*** ENTRIES SHOWN ***
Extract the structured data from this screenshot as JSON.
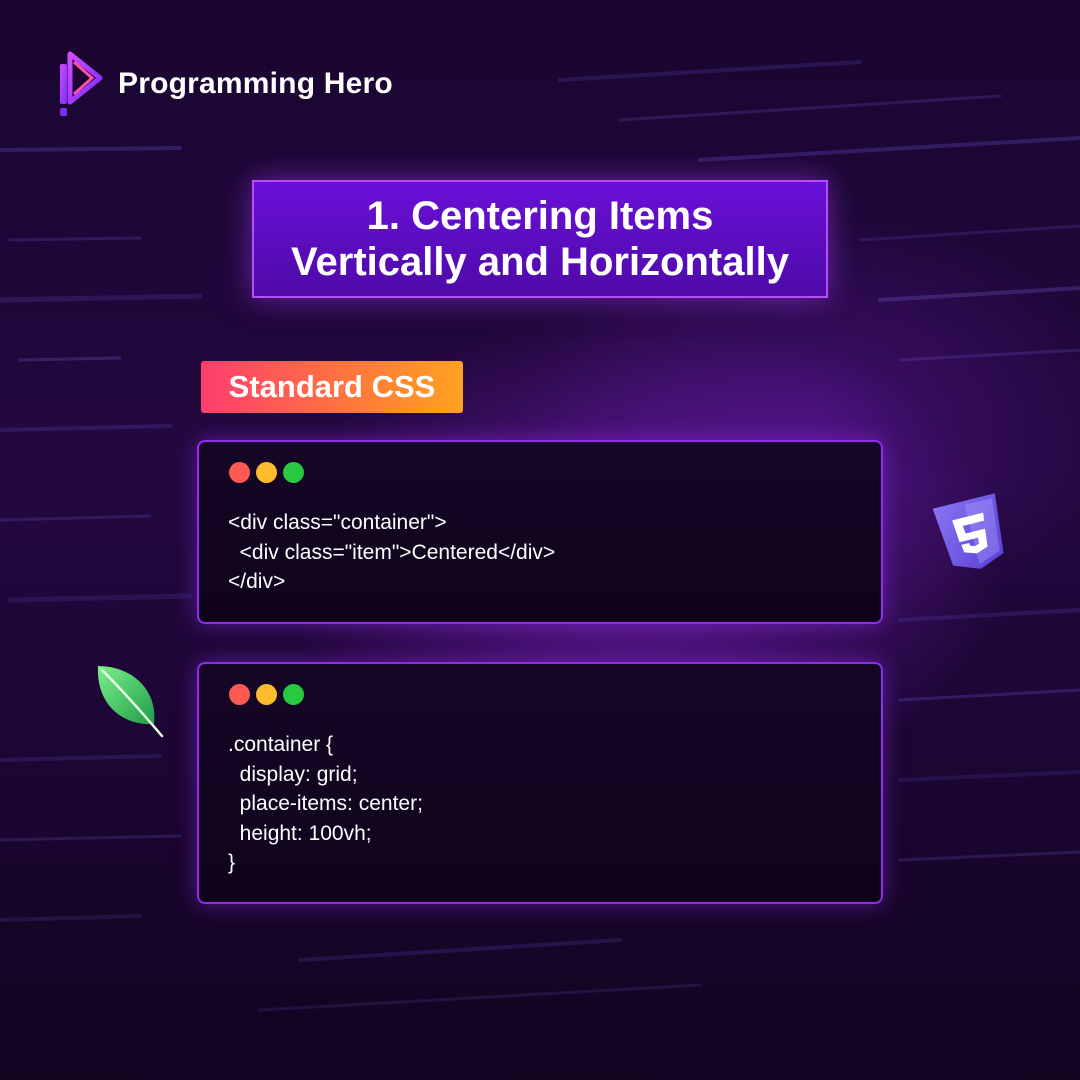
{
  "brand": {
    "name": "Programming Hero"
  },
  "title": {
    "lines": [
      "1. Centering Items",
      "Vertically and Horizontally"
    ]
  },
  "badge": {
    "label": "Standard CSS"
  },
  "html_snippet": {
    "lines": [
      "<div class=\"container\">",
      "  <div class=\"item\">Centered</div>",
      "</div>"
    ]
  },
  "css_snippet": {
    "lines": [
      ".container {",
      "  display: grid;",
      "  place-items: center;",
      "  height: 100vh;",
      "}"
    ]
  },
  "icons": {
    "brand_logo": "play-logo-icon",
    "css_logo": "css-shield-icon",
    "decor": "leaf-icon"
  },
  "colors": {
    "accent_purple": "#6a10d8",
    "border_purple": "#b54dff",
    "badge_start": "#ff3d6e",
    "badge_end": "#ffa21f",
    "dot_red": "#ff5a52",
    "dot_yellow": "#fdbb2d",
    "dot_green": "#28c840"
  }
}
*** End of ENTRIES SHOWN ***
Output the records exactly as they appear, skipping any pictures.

ANSWER BELOW:
Extract the structured data from this screenshot as JSON.
{
  "brand": {
    "name": "Programming Hero"
  },
  "title": {
    "lines": [
      "1. Centering Items",
      "Vertically and Horizontally"
    ]
  },
  "badge": {
    "label": "Standard CSS"
  },
  "html_snippet": {
    "lines": [
      "<div class=\"container\">",
      "  <div class=\"item\">Centered</div>",
      "</div>"
    ]
  },
  "css_snippet": {
    "lines": [
      ".container {",
      "  display: grid;",
      "  place-items: center;",
      "  height: 100vh;",
      "}"
    ]
  },
  "icons": {
    "brand_logo": "play-logo-icon",
    "css_logo": "css-shield-icon",
    "decor": "leaf-icon"
  },
  "colors": {
    "accent_purple": "#6a10d8",
    "border_purple": "#b54dff",
    "badge_start": "#ff3d6e",
    "badge_end": "#ffa21f",
    "dot_red": "#ff5a52",
    "dot_yellow": "#fdbb2d",
    "dot_green": "#28c840"
  }
}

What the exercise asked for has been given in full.